The three day event attracted a record crowd of some 80,000, the heaviest attendance figures of 25,000 coming on Friday night, which was devoted entirely to heavy rock. It also attracted the attention of the local authorities who, because of the tension and near riotous situation which prevailed, demanded that Led Zeppelin be cancelled from the final bill on Sunday, and subsequently revoked the permission given them for the opening concert on the Blind Faith tour.

Other British acts there were Jeff Beck, Ten Years After, Jethro Tull, and John Mayall. Beck, Ten Years and Jethro all appeared Friday, along with Roland Kirk and Blood Sweat and Tears. Beck had the responsibility of closing an incredible show which was literally a six-hour swing through the best in rock. All the excitement caused tension, the tension provoked trouble with the local authorities, and the city of Newport, hardly used to rock, told promoter George Wein to cancel Led Zeppelin’s appearance on Sunday “in the interest of public safety”.

So Wein announced that Zeppelin would not appear, owing to the illness of one of the group. They showed up on Sunday anyway, and at 1am proceeded to go on stage and completely destroy the audience.

It was a strange situation for Zeppelin to be in. Jimmy Page said: “You don’t blow a date like this one. Not after all that. The Newport Jazz Festival was far too important to us to just cancel out and I’m very upset at the whole thing. Wein should never have announced once of us was ill.” (J. Harris, July 1969)

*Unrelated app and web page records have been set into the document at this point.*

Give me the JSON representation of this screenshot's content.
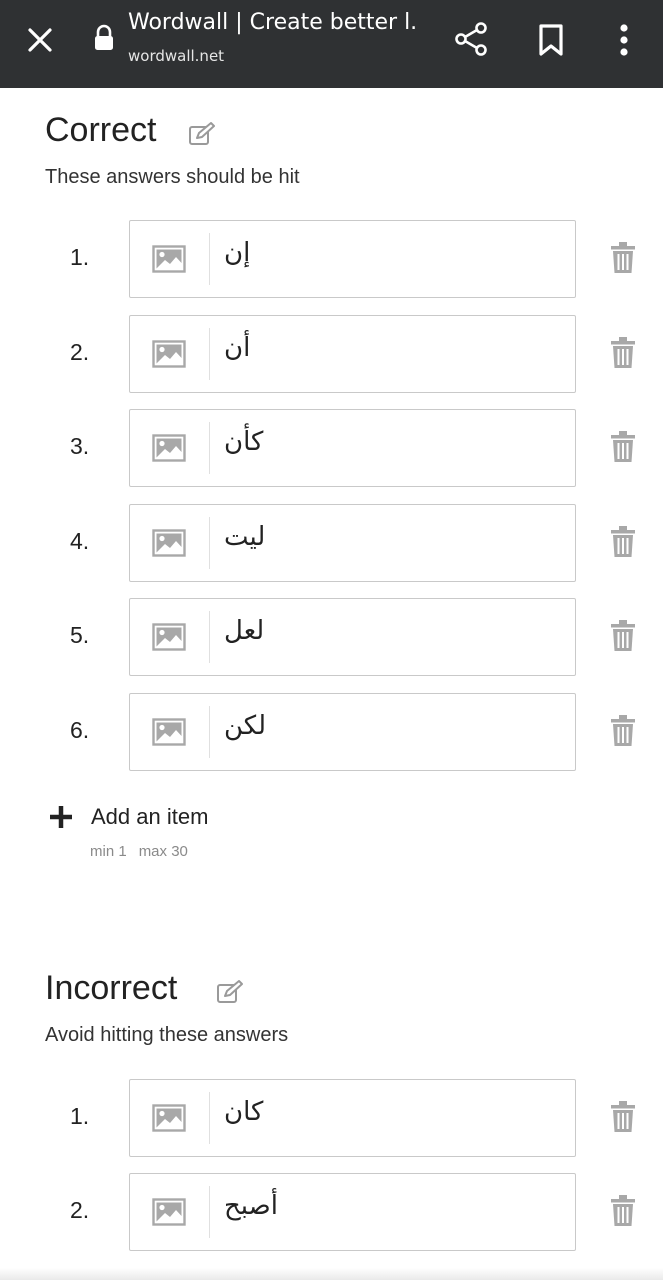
{
  "browser": {
    "title": "Wordwall | Create better l...",
    "url": "wordwall.net"
  },
  "correct": {
    "title": "Correct",
    "description": "These answers should be hit",
    "items": [
      {
        "number": "1.",
        "text": "إن"
      },
      {
        "number": "2.",
        "text": "أن"
      },
      {
        "number": "3.",
        "text": "كأن"
      },
      {
        "number": "4.",
        "text": "ليت"
      },
      {
        "number": "5.",
        "text": "لعل"
      },
      {
        "number": "6.",
        "text": "لكن"
      }
    ],
    "add_label": "Add an item",
    "min_label": "min 1",
    "max_label": "max 30"
  },
  "incorrect": {
    "title": "Incorrect",
    "description": "Avoid hitting these answers",
    "items": [
      {
        "number": "1.",
        "text": "كان"
      },
      {
        "number": "2.",
        "text": "أصبح"
      }
    ]
  },
  "icons": {
    "close": "close-icon",
    "lock": "lock-icon",
    "share": "share-icon",
    "bookmark": "bookmark-icon",
    "more": "more-vert-icon",
    "edit": "edit-icon",
    "image": "image-icon",
    "delete": "trash-icon",
    "add": "plus-icon"
  },
  "colors": {
    "topbar": "#2f3133",
    "icon_grey": "#a8a8a8",
    "border": "#c9c9c9"
  }
}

Led Zeppelin History – July 5

Today in 1971, Zeppelin’s last show of this European tour (at the Vigorelli Velodrome football stadium in Milan) ended prematurely when a riot between fans and police broke out about 40 minutes into the show. The band fled the stage and their road crew was seriously injured while trying to save the equipment amidst clouds of teargas. John Paul Jones has described the scene as “a war zone”.

After an hour of waiting in their barricaded backstage room, armed officers escorted Zeppelin back to their hotel. Fans were still fleeing the area, hanging onto passing trucks and running in the streets. Only a small group of youths were responsible for sparking the entire incident, but police overreactions fueled the incident to a war-like fiasco. By the end of the evening, 40 people had been injured, 16 arrested, 4 cars were vandalized and the Velodrome sustained an enormous amount of damage.

Setlist: Immigrant Song, Heartbreaker, Since I’ve Been Loving You, Black Dog, Dazed and Confused, Whole Lotta Love.

Also today, in 1980: At a show in Munich, Germany, Bad Company drummer Simon Kirke joined Zeppelin onstage for their “Whole Lotta Love” encore. I believe the footage can be found on YouTube.

©2016 by GotLed

GotLed’s “This Day in Led Zeppelin History” Blog

(NOTE: This is the first chronological “Zeppelin History” posting on this blog. For the July 1 inaugural post, please click on the Mario Medious Interview link to the left.  -GotLed)

July 4 –
Today in 1979: Already scheduled for August 4, Zeppelin confirmed a second Knebworth Park appearance for August 11, due to exceptional demand (after touring much of the rest of the world, these would be Zeppelin’s first British shows in four years).Knebworth-Unused1

©2016 by GotLed